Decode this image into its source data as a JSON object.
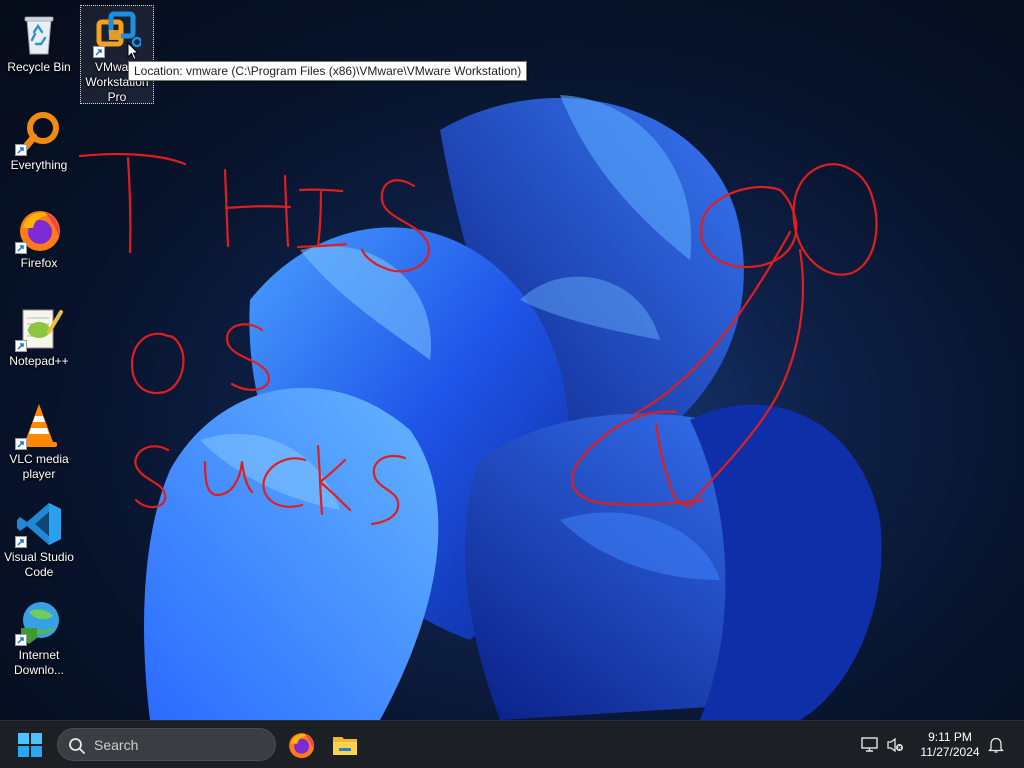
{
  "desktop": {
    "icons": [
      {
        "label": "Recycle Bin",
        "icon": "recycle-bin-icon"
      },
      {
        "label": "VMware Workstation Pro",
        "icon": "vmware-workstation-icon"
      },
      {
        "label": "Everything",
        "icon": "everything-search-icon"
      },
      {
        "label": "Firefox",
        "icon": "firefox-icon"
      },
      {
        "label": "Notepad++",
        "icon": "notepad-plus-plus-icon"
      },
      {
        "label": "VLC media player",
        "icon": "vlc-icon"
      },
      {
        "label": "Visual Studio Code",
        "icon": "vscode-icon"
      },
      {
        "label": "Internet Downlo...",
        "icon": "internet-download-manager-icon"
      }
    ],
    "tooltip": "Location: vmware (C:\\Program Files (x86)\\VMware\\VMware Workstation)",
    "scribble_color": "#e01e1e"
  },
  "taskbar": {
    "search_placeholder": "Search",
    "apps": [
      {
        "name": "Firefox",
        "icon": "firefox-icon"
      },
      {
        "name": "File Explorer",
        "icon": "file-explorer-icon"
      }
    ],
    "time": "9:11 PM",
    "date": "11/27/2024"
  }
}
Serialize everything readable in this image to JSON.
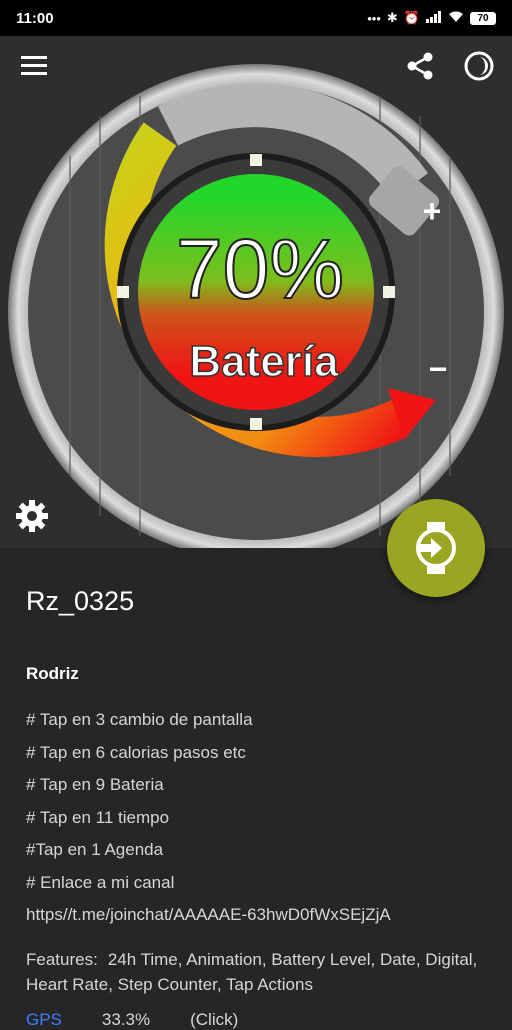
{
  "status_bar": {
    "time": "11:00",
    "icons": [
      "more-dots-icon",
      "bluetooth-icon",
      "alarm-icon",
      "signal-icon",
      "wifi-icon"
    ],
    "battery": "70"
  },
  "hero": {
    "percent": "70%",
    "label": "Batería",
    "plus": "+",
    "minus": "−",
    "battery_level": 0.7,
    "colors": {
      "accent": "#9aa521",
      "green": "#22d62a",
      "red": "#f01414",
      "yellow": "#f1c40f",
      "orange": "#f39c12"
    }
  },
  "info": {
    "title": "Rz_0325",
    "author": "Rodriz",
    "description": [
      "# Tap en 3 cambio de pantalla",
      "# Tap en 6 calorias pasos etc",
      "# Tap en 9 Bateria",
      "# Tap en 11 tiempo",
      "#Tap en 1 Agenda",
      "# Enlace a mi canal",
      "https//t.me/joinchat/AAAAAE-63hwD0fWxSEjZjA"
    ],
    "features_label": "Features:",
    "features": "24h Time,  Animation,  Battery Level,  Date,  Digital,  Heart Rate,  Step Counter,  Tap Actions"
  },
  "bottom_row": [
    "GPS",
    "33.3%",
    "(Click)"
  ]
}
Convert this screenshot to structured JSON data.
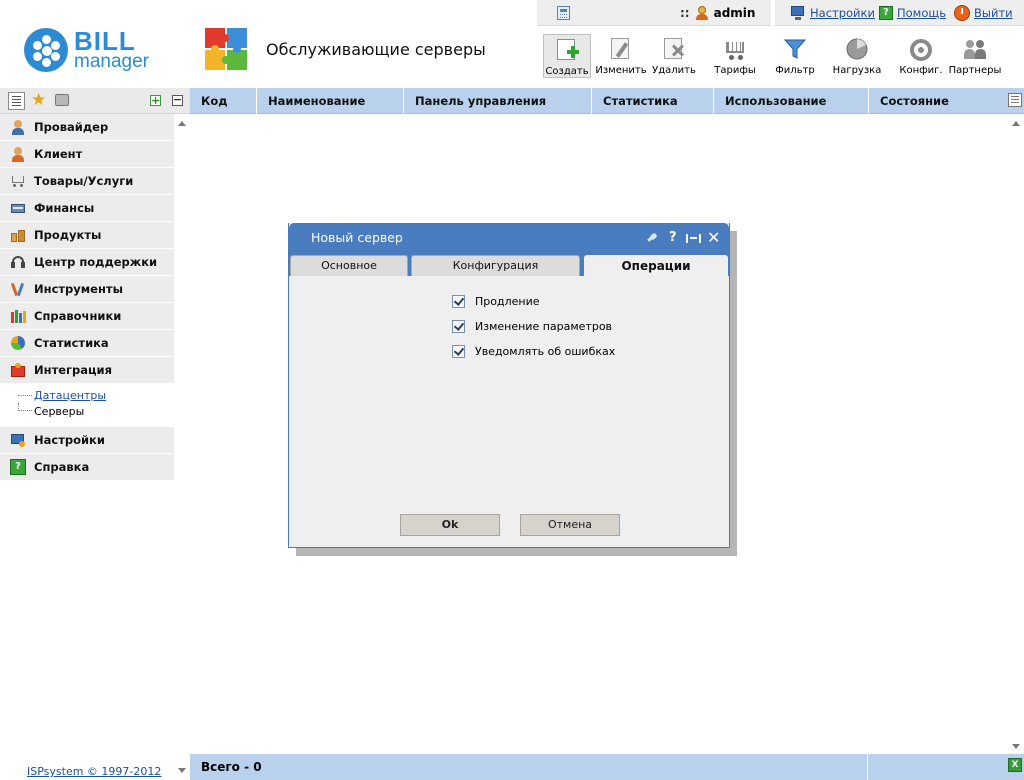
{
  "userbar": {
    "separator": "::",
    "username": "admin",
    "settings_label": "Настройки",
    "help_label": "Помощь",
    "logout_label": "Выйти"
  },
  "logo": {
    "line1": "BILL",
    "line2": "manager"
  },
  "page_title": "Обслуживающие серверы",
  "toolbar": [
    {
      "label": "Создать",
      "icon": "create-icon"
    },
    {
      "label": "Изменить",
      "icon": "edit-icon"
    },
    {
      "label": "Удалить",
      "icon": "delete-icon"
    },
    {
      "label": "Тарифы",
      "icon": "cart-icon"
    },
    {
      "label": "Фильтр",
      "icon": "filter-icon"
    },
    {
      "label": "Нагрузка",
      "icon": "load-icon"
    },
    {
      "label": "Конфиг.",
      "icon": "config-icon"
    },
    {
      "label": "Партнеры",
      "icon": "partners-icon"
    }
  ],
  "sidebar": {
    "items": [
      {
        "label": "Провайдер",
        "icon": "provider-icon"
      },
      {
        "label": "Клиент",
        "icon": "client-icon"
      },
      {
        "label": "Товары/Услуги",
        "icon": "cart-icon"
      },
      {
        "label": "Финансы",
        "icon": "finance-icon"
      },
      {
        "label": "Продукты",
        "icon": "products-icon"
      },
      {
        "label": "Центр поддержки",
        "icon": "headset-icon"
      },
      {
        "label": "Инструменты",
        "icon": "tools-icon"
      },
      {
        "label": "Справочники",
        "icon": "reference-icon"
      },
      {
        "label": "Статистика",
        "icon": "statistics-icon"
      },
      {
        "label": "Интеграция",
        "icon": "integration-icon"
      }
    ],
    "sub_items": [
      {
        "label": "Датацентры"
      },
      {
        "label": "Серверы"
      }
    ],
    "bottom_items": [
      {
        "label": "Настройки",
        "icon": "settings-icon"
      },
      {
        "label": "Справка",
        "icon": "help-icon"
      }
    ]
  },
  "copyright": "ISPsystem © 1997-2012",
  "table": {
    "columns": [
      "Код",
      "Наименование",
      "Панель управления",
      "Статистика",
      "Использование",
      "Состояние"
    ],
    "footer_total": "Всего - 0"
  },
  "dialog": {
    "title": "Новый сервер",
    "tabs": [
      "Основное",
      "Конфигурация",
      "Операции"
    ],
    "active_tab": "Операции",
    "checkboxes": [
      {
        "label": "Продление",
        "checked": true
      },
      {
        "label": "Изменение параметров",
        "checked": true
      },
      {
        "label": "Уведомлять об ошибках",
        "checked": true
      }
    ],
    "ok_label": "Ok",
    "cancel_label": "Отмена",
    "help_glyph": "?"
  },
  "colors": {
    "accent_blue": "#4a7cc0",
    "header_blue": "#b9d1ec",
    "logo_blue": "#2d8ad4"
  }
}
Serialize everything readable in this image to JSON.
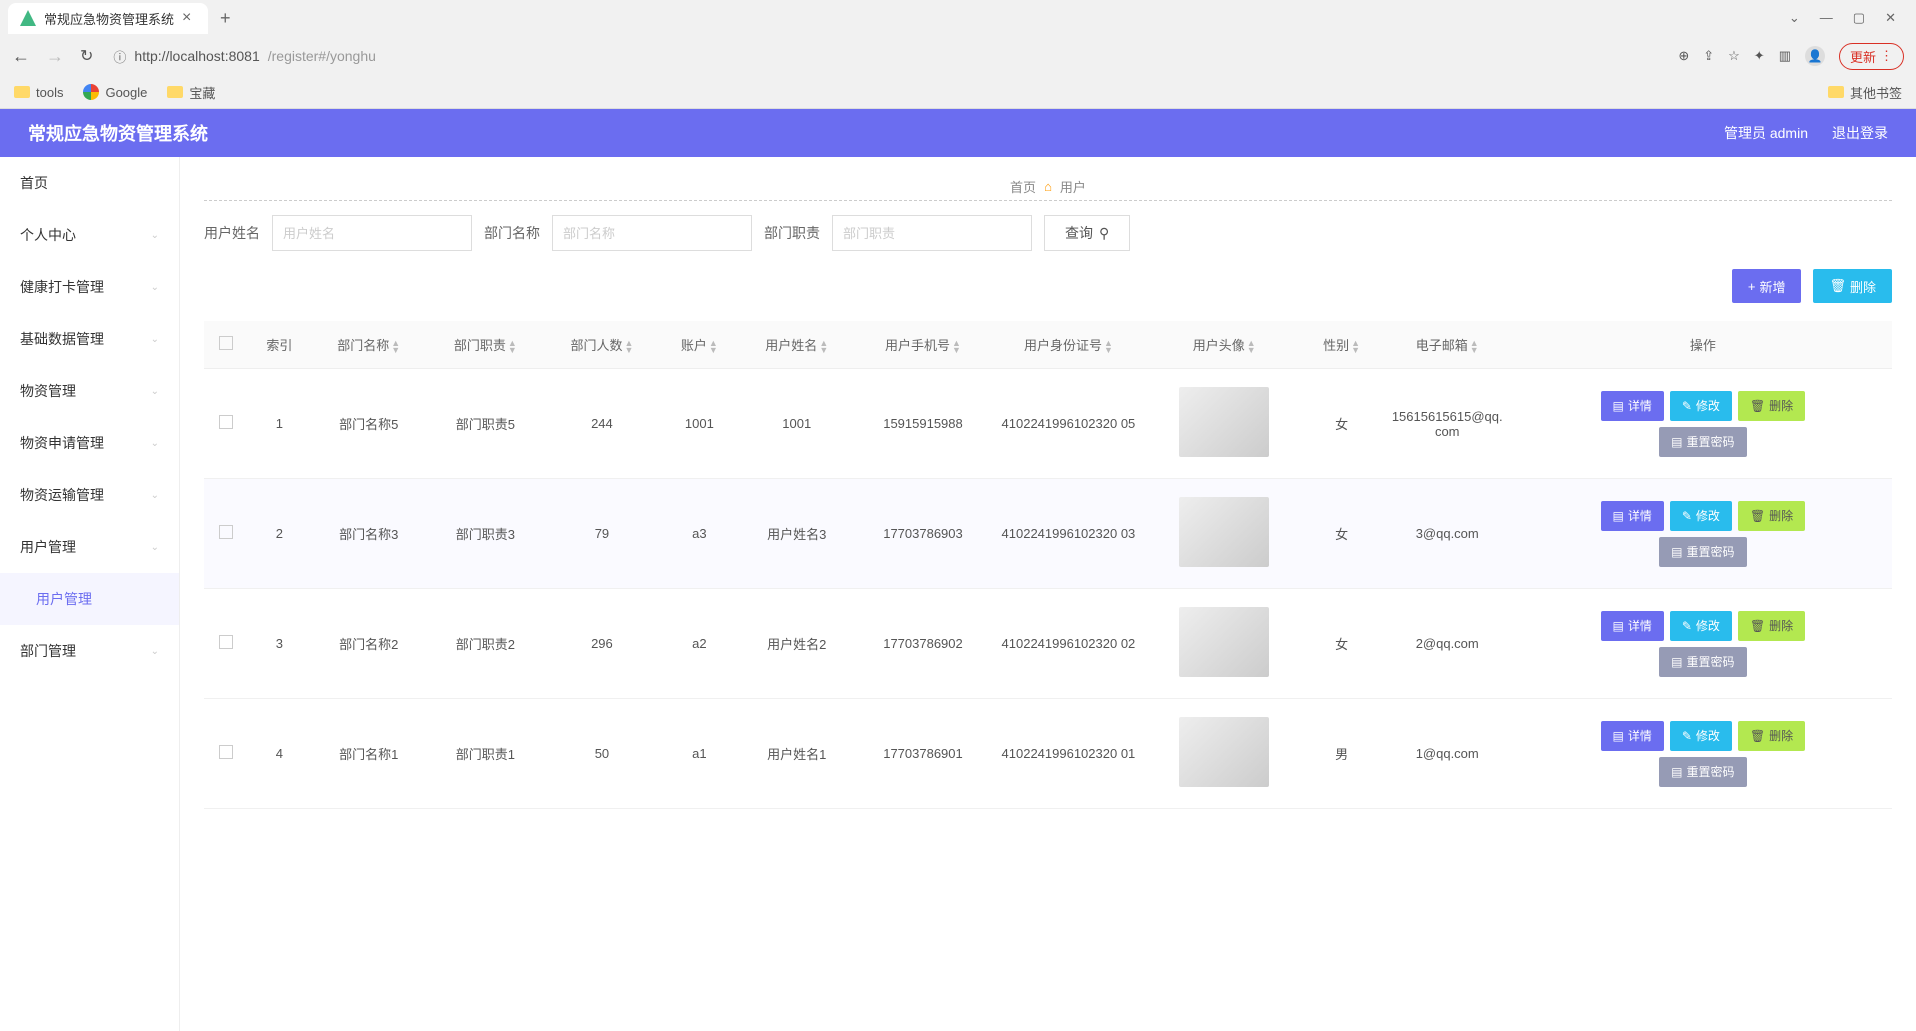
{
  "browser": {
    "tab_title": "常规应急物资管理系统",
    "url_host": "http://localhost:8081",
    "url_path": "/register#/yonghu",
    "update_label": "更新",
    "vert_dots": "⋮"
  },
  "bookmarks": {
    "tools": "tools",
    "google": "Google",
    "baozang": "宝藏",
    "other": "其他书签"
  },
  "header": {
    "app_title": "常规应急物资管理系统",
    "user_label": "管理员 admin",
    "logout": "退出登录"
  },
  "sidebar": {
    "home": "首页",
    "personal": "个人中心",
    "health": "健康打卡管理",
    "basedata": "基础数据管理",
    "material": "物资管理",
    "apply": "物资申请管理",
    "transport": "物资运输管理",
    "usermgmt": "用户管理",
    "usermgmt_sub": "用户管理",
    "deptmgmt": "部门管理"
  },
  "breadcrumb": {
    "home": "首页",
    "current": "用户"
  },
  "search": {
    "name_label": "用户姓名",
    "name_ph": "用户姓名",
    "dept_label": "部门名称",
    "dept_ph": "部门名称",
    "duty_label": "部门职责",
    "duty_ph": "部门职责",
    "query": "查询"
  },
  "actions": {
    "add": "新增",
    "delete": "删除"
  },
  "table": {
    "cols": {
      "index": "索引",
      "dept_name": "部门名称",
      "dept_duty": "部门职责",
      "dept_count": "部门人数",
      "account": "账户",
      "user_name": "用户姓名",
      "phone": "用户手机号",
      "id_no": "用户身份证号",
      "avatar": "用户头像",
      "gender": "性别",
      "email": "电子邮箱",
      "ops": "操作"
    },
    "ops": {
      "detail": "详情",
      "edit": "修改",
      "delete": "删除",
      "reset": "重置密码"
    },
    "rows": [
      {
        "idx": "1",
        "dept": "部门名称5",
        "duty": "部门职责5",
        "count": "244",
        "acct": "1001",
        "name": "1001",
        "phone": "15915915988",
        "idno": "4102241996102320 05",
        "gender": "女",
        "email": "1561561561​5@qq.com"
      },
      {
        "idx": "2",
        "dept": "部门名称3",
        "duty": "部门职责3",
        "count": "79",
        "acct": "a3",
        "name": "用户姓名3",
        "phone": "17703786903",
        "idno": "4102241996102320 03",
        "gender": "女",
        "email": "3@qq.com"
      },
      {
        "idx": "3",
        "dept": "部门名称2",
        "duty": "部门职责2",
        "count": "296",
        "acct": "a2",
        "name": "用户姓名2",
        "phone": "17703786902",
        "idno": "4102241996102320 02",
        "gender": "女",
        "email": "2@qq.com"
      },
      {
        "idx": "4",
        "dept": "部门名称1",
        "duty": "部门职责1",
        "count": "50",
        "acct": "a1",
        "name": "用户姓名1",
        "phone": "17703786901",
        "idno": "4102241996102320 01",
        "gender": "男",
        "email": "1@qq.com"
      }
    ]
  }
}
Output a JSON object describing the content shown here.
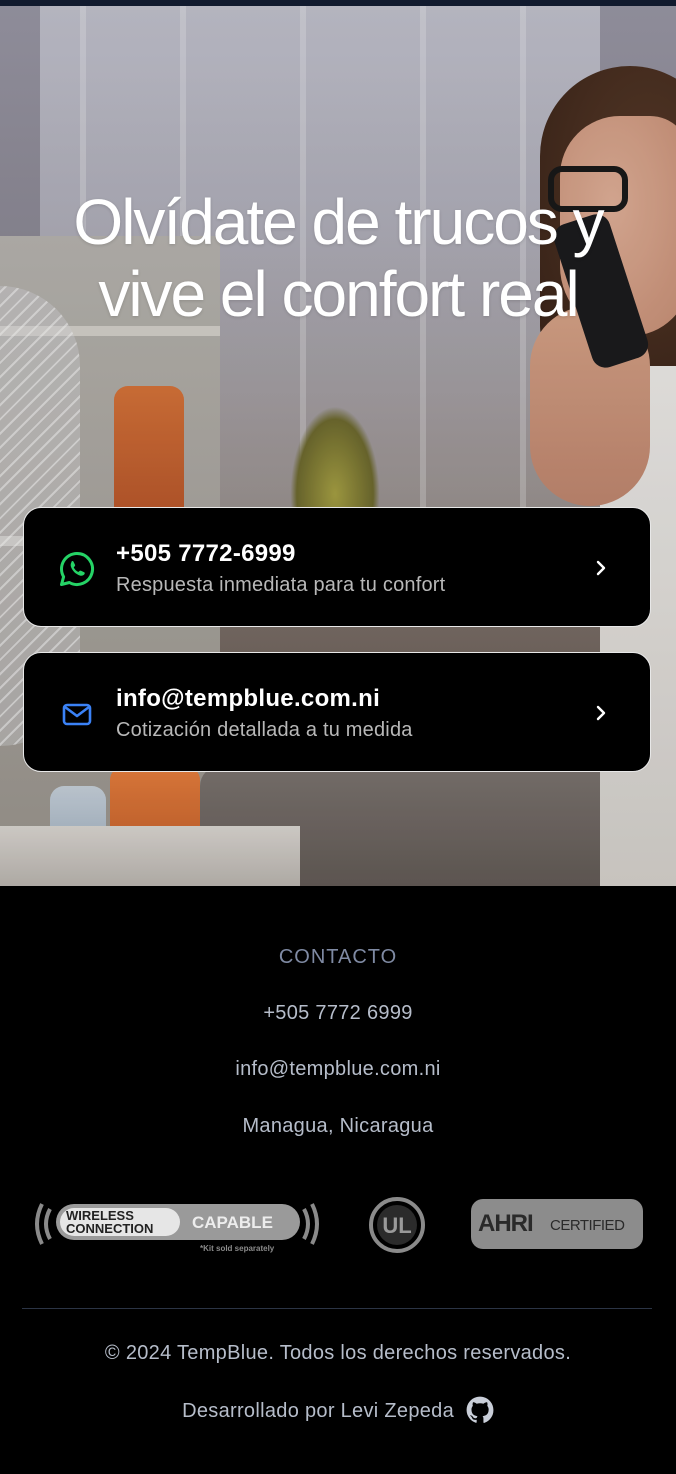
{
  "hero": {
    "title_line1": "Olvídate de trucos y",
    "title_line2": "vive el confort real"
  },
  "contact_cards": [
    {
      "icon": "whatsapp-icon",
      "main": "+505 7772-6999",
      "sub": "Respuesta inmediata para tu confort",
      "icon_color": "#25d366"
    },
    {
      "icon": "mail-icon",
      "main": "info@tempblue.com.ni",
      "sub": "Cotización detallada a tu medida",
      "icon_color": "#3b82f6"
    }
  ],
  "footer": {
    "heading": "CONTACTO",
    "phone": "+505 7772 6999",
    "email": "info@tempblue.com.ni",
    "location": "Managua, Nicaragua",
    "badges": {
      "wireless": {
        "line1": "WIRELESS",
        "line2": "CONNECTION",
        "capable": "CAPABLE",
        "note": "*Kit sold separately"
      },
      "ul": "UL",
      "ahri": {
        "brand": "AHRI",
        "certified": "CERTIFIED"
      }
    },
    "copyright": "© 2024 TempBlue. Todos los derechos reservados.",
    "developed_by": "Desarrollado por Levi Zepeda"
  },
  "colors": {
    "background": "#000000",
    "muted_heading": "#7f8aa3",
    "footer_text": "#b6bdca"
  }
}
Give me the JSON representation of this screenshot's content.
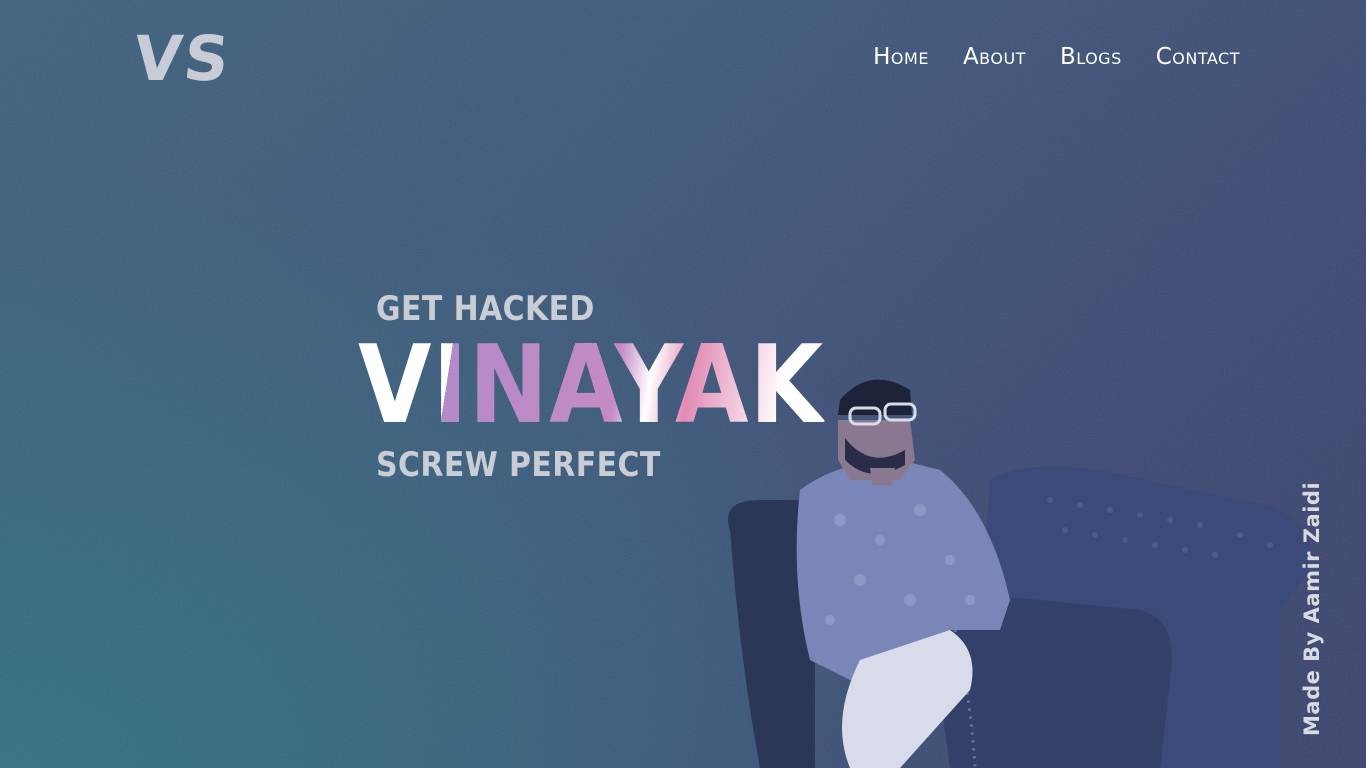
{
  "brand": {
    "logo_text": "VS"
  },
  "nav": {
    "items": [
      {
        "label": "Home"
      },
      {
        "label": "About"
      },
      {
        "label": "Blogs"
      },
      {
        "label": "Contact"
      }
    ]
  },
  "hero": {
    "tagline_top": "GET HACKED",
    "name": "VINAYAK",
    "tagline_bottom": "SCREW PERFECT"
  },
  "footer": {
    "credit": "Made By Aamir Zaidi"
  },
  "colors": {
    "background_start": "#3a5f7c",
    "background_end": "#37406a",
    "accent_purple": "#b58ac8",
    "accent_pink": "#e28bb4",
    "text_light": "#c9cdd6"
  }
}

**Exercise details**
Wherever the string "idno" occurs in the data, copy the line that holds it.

**Reply**
        "idno": "4102241996102320 05",
        "idno": "4102241996102320 03",
        "idno": "4102241996102320 02",
        "idno": "4102241996102320 01",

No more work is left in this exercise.